The Pathcalc computer program estimates the time needed to execute a given application program on a parallel computer of given computation and network capabilities. Pathcalc can be used to analyze the effects of changes in such parameters as central-processing-unit (CPU) speed, network bandwidth, and network latency. Pathcalc is written in Java and should be executable on most computers.
Pathcalc could be used to determine how long it would take to execute the same application program on a different parallel computer or whether a specified faster network or a faster CPU could execute the program in an acceptably short time. It could also be used to determine what part of a parallel system is slowing down execution of a given application program the most: For example, by artificially setting the CPU speed very high, one could determine how much time is used in communication; or by artificially setting the communication speed very high, one could determine how much time is consumed in CPU operations.
It is not necessary to understand the application program or to mathematically model the network in order to use Pathcalc. All one needs is the trace files (one such file for each CPU of the computer) from a previous run of the application program. Pathcalc then generates its estimate on the basis of the trace files and the network parameters provided by the user.
The estimate is valid only (1) for a computer with the same number of nodes used to generate the trace files; (2) provided that message passing is restricted to such simple routines as send, receive, and barrier calls; and (3) provided that the execution of the application program can be relied upon to always follow the same path through the code, regardless of changes in network response times. In situations in which these restrictions are acceptable, Pathcalc offers advantages of simplicity and speed over a number of other programs that estimate execution times of application programs; this is because unlike those estimators, Pathcalc uses only the trace information instead of executing the application programs themselves.

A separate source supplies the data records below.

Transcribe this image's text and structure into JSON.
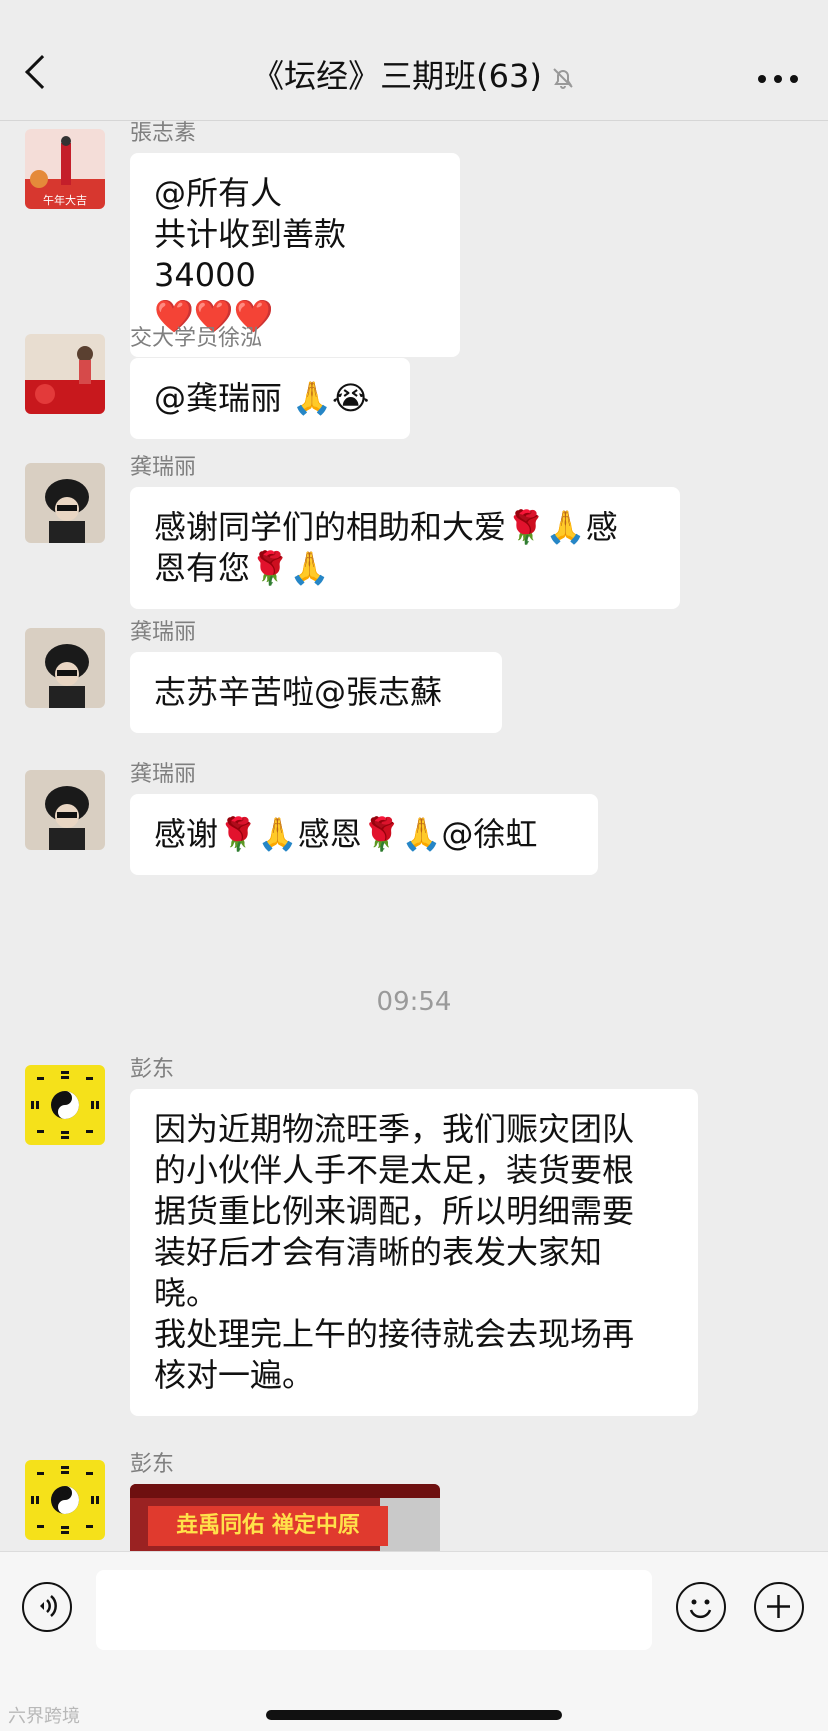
{
  "header": {
    "title": "《坛经》三期班(63)",
    "back_icon": "chevron-left-icon",
    "mute_icon": "bell-slash-icon",
    "more_icon": "more-horizontal-icon"
  },
  "messages": [
    {
      "sender": "張志素",
      "text": "@所有人\n共计收到善款 34000\n❤️❤️❤️"
    },
    {
      "sender": "交大学员徐泓",
      "text": "@龚瑞丽 🙏😭"
    },
    {
      "sender": "龚瑞丽",
      "text": "感谢同学们的相助和大爱🌹🙏感\n恩有您🌹🙏"
    },
    {
      "sender": "龚瑞丽",
      "text": "志苏辛苦啦@張志蘇"
    },
    {
      "sender": "龚瑞丽",
      "text": "感谢🌹🙏感恩🌹🙏@徐虹"
    }
  ],
  "timestamp": "09:54",
  "messages2": [
    {
      "sender": "彭东",
      "text": "因为近期物流旺季，我们赈灾团队\n的小伙伴人手不是太足，装货要根\n据货重比例来调配，所以明细需要\n装好后才会有清晰的表发大家知\n晓。\n我处理完上午的接待就会去现场再\n核对一遍。"
    },
    {
      "sender": "彭东",
      "image_banner_text": "垚禹同佑 禅定中原"
    }
  ],
  "footer": {
    "voice_icon": "voice-icon",
    "emoji_icon": "emoji-icon",
    "plus_icon": "plus-icon",
    "watermark": "六界跨境"
  }
}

This work was done by Paul Springer of Caltech for NASA's Jet Propulsion Laboratory. NPO-20237